Inside of the Mercato Centrale (Via dell'Ariento, 50123 Firenze, Italy) on the second floor is Il Ristorante, a counter known for their Tuscan specialties. Together we shared the Trippa alla Fiorentina (Tripe Florentine-style), a "poor-man's dish" that consists of braised tripe in a hearty tomato stew. I'm a fan of offal, but this was too much offal for my taste buds. The meat was tender and jiggy texture-wise, overpowered by an intense barn-like fragrance that made me want to vomit a bit. I took a tiny bite and that was all I could handle. No, thank you. 

Panino con il Lampredotto at Panini e Vini di Nante

The most popular street food in Florence is the Panino con il Lampredotto, a sandwich filled with stomach meat (abomasum) from a cow, topped with its own broth. Patrick and I decided to stop by Panini e Vini di Nante (Piazza Duomo 52 Rosso, 51025, Florence, Italy) to try out this very popular local dish, but we both couldn't stomach it after taking one bite. The stomach meat has a pleasant texture of tender pastrami, but then you quickly realize that you are eating a cow's stomach from that unpleasant funky taste of offal.

I've come to realized that as much as I love offal, I don't like how it's prepared in Italy. 

Truffles at Il Tartufo Luciano Savini

Also inside the Mercato Centrale (Via dell'Ariento, 50123 Firenze, Italy) on the second floor is Il Tartufo Luciano Savini, a small counter that offers dishes with fresh black or white truffles. Priced at ‎16€ to 20€ for a dish, I expected the white truffles to be of amazing quality, but sadly it wasn't. Together we shared the fried eggs and steak tartare and enjoyed both, but the truffles were mediocre.

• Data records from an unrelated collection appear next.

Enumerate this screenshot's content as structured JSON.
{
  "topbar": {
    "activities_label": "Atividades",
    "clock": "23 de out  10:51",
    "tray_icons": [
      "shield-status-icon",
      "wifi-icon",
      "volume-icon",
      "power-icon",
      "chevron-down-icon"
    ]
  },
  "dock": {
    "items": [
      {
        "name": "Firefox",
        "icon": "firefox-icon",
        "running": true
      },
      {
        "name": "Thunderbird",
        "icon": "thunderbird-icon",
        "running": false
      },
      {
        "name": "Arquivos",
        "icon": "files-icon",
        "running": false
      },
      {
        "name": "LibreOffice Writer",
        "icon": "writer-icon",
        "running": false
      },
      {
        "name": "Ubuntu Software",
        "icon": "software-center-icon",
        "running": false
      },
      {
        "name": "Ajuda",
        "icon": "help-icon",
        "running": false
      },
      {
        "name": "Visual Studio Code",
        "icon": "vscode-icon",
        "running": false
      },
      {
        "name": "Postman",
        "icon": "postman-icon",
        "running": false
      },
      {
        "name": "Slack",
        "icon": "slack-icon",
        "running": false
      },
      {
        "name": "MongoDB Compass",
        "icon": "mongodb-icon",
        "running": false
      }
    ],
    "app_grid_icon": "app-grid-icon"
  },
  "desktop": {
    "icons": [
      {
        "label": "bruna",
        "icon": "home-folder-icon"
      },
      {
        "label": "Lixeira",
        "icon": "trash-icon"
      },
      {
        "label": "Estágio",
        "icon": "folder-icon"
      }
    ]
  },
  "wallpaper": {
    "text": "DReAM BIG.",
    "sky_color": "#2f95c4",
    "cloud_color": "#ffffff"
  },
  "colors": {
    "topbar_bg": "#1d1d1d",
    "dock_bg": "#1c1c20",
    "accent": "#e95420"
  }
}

In comparison to all the truffles we had on our trip, these truffles were underwhelming, lacking freshness and that pleasant musky aroma. There are plenty of other options to choose from to get your truffle fix, this place is overpriced and the quality just isn't up to par. 

Chestnut Street Vendors

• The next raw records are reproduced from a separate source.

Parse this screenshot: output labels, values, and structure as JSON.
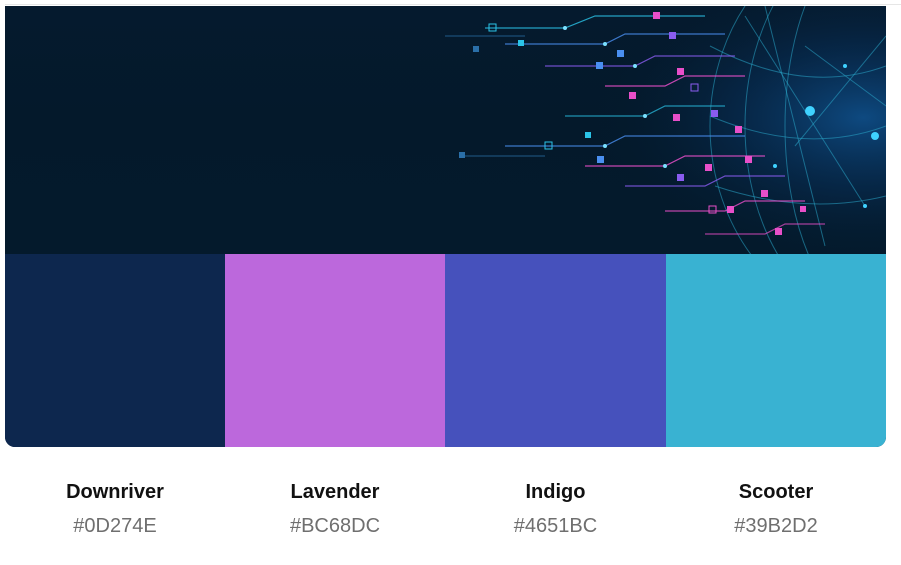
{
  "palette": {
    "colors": [
      {
        "name": "Downriver",
        "hex_label": "#0D274E",
        "color": "#0D274E"
      },
      {
        "name": "Lavender",
        "hex_label": "#BC68DC",
        "color": "#BC68DC"
      },
      {
        "name": "Indigo",
        "hex_label": "#4651BC",
        "color": "#4651BC"
      },
      {
        "name": "Scooter",
        "hex_label": "#39B2D2",
        "color": "#39B2D2"
      }
    ]
  },
  "hero_image": {
    "icon": "circuit-globe-artwork",
    "accent_colors": [
      "#2bc4e8",
      "#e84fc9",
      "#8a5cf0",
      "#4a8ff0"
    ]
  }
}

It's chestnut season in Italy and I was lured by the sweet fragrance of chestnuts roasting on the streets. It may have been our bad luck in choice of vendor, but these chestnuts sucked. Tough and hard to chew on, nearly inedible, and many burnt.

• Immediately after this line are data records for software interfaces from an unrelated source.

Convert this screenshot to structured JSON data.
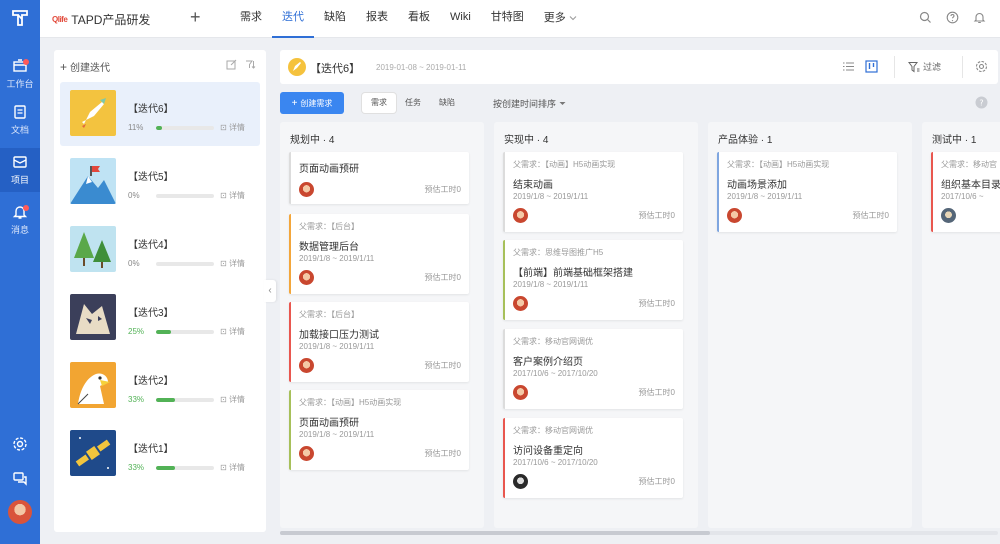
{
  "app": {
    "brand_mark": "Qlife",
    "title": "TAPD产品研发"
  },
  "nav": {
    "items": [
      "需求",
      "迭代",
      "缺陷",
      "报表",
      "看板",
      "Wiki",
      "甘特图"
    ],
    "active_index": 1,
    "more": "更多"
  },
  "rail": {
    "items": [
      {
        "label": "工作台",
        "icon": "workbench-icon",
        "badge": true
      },
      {
        "label": "文档",
        "icon": "document-icon",
        "badge": false
      },
      {
        "label": "项目",
        "icon": "project-icon",
        "badge": false,
        "active": true
      },
      {
        "label": "消息",
        "icon": "bell-icon",
        "badge": true
      }
    ]
  },
  "iterations": {
    "create_label": "创建迭代",
    "detail_label": "详情",
    "items": [
      {
        "name": "【迭代6】",
        "progress_text": "11%",
        "progress": 0.11,
        "thumb": "rocket",
        "active": true
      },
      {
        "name": "【迭代5】",
        "progress_text": "0%",
        "progress": 0.0,
        "thumb": "mountain"
      },
      {
        "name": "【迭代4】",
        "progress_text": "0%",
        "progress": 0.0,
        "thumb": "trees"
      },
      {
        "name": "【迭代3】",
        "progress_text": "25%",
        "progress": 0.25,
        "thumb": "wolf"
      },
      {
        "name": "【迭代2】",
        "progress_text": "33%",
        "progress": 0.33,
        "thumb": "eagle"
      },
      {
        "name": "【迭代1】",
        "progress_text": "33%",
        "progress": 0.33,
        "thumb": "satellite"
      }
    ]
  },
  "sprint": {
    "title": "【迭代6】",
    "dates": "2019-01-08 ~ 2019-01-11",
    "filter_label": "过滤"
  },
  "toolbar": {
    "create_label": "创建需求",
    "tabs": [
      "需求",
      "任务",
      "缺陷"
    ],
    "active_tab": 0,
    "sort_label": "按创建时间排序"
  },
  "columns": [
    {
      "title": "规划中 · 4",
      "tasks": [
        {
          "parent": "",
          "title": "页面动画预研",
          "date": "",
          "est": "预估工时0",
          "avatar": "av1",
          "color": "gray"
        },
        {
          "parent": "父需求：【后台】",
          "title": "数据管理后台",
          "date": "2019/1/8 ~ 2019/1/11",
          "est": "预估工时0",
          "avatar": "av1",
          "color": "orange"
        },
        {
          "parent": "父需求：【后台】",
          "title": "加载接口压力测试",
          "date": "2019/1/8 ~ 2019/1/11",
          "est": "预估工时0",
          "avatar": "av1",
          "color": "red"
        },
        {
          "parent": "父需求：【动画】H5动画实现",
          "title": "页面动画预研",
          "date": "2019/1/8 ~ 2019/1/11",
          "est": "预估工时0",
          "avatar": "av1",
          "color": "olive"
        }
      ]
    },
    {
      "title": "实现中 · 4",
      "tasks": [
        {
          "parent": "父需求：【动画】H5动画实现",
          "title": "结束动画",
          "date": "2019/1/8 ~ 2019/1/11",
          "est": "预估工时0",
          "avatar": "av1",
          "color": "gray"
        },
        {
          "parent": "父需求：思维导图推广H5",
          "title": "【前端】前端基础框架搭建",
          "date": "2019/1/8 ~ 2019/1/11",
          "est": "预估工时0",
          "avatar": "av1",
          "color": "olive"
        },
        {
          "parent": "父需求：移动官网调优",
          "title": "客户案例介绍页",
          "date": "2017/10/6 ~ 2017/10/20",
          "est": "预估工时0",
          "avatar": "av1",
          "color": "gray"
        },
        {
          "parent": "父需求：移动官网调优",
          "title": "访问设备重定向",
          "date": "2017/10/6 ~ 2017/10/20",
          "est": "预估工时0",
          "avatar": "av2",
          "color": "red"
        }
      ]
    },
    {
      "title": "产品体验 · 1",
      "tasks": [
        {
          "parent": "父需求：【动画】H5动画实现",
          "title": "动画场景添加",
          "date": "2019/1/8 ~ 2019/1/11",
          "est": "预估工时0",
          "avatar": "av1",
          "color": "blue"
        }
      ]
    },
    {
      "title": "测试中 · 1",
      "tasks": [
        {
          "parent": "父需求：移动官",
          "title": "组织基本目录",
          "date": "2017/10/6 ~",
          "est": "",
          "avatar": "av3",
          "color": "red"
        }
      ]
    }
  ]
}
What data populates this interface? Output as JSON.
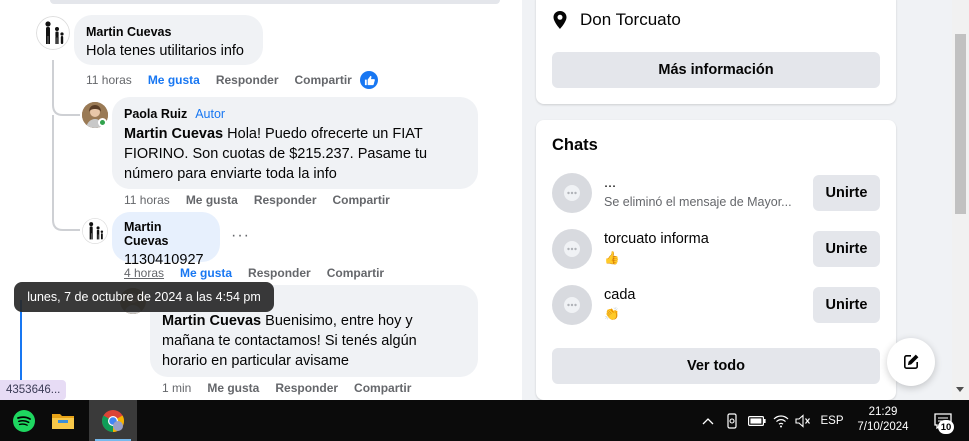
{
  "comments": [
    {
      "author": "Martin Cuevas",
      "text": "Hola tenes utilitarios info",
      "time": "11 horas",
      "like": "Me gusta",
      "reply": "Responder",
      "share": "Compartir"
    },
    {
      "author": "Paola Ruiz",
      "badge": "Autor",
      "mention": "Martin Cuevas",
      "line1": " Hola! Puedo ofrecerte un FIAT",
      "line2": "FIORINO. Son cuotas de $215.237. Pasame tu",
      "line3": "número para enviarte toda la info",
      "time": "11 horas",
      "like": "Me gusta",
      "reply": "Responder",
      "share": "Compartir"
    },
    {
      "author": "Martin Cuevas",
      "text": "1130410927",
      "time": "4 horas",
      "like": "Me gusta",
      "reply": "Responder",
      "share": "Compartir"
    },
    {
      "mention": "Martin Cuevas",
      "line1": " Buenisimo, entre hoy y",
      "line2": "mañana te contactamos! Si tenés algún",
      "line3": "horario en particular avisame",
      "time": "1 min",
      "like": "Me gusta",
      "reply": "Responder",
      "share": "Compartir"
    }
  ],
  "tooltip": "lunes, 7 de octubre de 2024 a las 4:54 pm",
  "id_chip": "4353646...",
  "sidebar": {
    "location": "Don Torcuato",
    "more_info": "Más información",
    "chats_title": "Chats",
    "chats": [
      {
        "name": "...",
        "sub": "Se eliminó el mensaje de Mayor...",
        "join": "Unirte"
      },
      {
        "name": "torcuato informa",
        "sub": "👍",
        "join": "Unirte"
      },
      {
        "name": "cada",
        "sub": "👏",
        "join": "Unirte"
      }
    ],
    "see_all": "Ver todo"
  },
  "taskbar": {
    "lang": "ESP",
    "time": "21:29",
    "date": "7/10/2024",
    "notifications": "10"
  },
  "icons": {
    "location": "location-pin-icon",
    "like_reaction": "thumbs-up-icon",
    "chat": "chat-bubble-icon",
    "compose": "compose-icon"
  },
  "colors": {
    "accent": "#1877f2",
    "bubble": "#f0f2f5",
    "button": "#e4e6eb"
  }
}
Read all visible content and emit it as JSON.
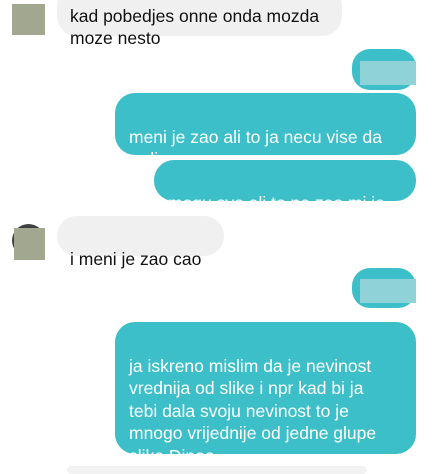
{
  "chat": {
    "messages": [
      {
        "direction": "incoming",
        "text": "kad pobedjes onne onda mozda\nmoze nesto"
      },
      {
        "direction": "outgoing",
        "text": "",
        "redacted": true
      },
      {
        "direction": "outgoing",
        "text": "meni je zao ali to ja necu vise da\nradim"
      },
      {
        "direction": "outgoing",
        "text": "mogu sve ali to ne zao mi je"
      },
      {
        "direction": "incoming",
        "text": "i meni je zao cao"
      },
      {
        "direction": "outgoing",
        "text": "",
        "redacted": true
      },
      {
        "direction": "outgoing",
        "text": "ja iskreno mislim da je nevinost\nvrednija od slike i npr kad bi ja\ntebi dala svoju nevinost to je\nmnogo vrijednije od jedne glupe\nslike Dinoo"
      }
    ]
  },
  "colors": {
    "outgoing_bubble": "#3cbfc9",
    "incoming_bubble": "#f0f0f0",
    "avatar_redaction": "#a2a890"
  }
}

Custom Magnum Bar at Magnum Pleasure Store Firenze

I'm a sucker for Magnum ice cream bars, so I couldn't resist designing my own custom bar at their Magnum Pleasure Store (Piazza del Duomo 47/R, 50122, Florence, Italy). It just sounded so cool. Unfortunately, the experience was pretty pathetic. You walk in and choose three toppings and what you want your ice cream dipped in from dark, milk, or white chocolate. The person behind the counter dips your bar and shakes the toppings over, drizzling it with melted chocolate to finish. I choose a white chocolate bar with pistachio, popcorn, and popping candy (the candy did not pop).  The toppings bar was messy and they tasted stale. I only ate half the bar and threw away the rest. At a cost of 4.5‎€ a bar, it was pretty pricey for what it was. Skip this place and go grab yourself some fresh gelato instead.

Share This Post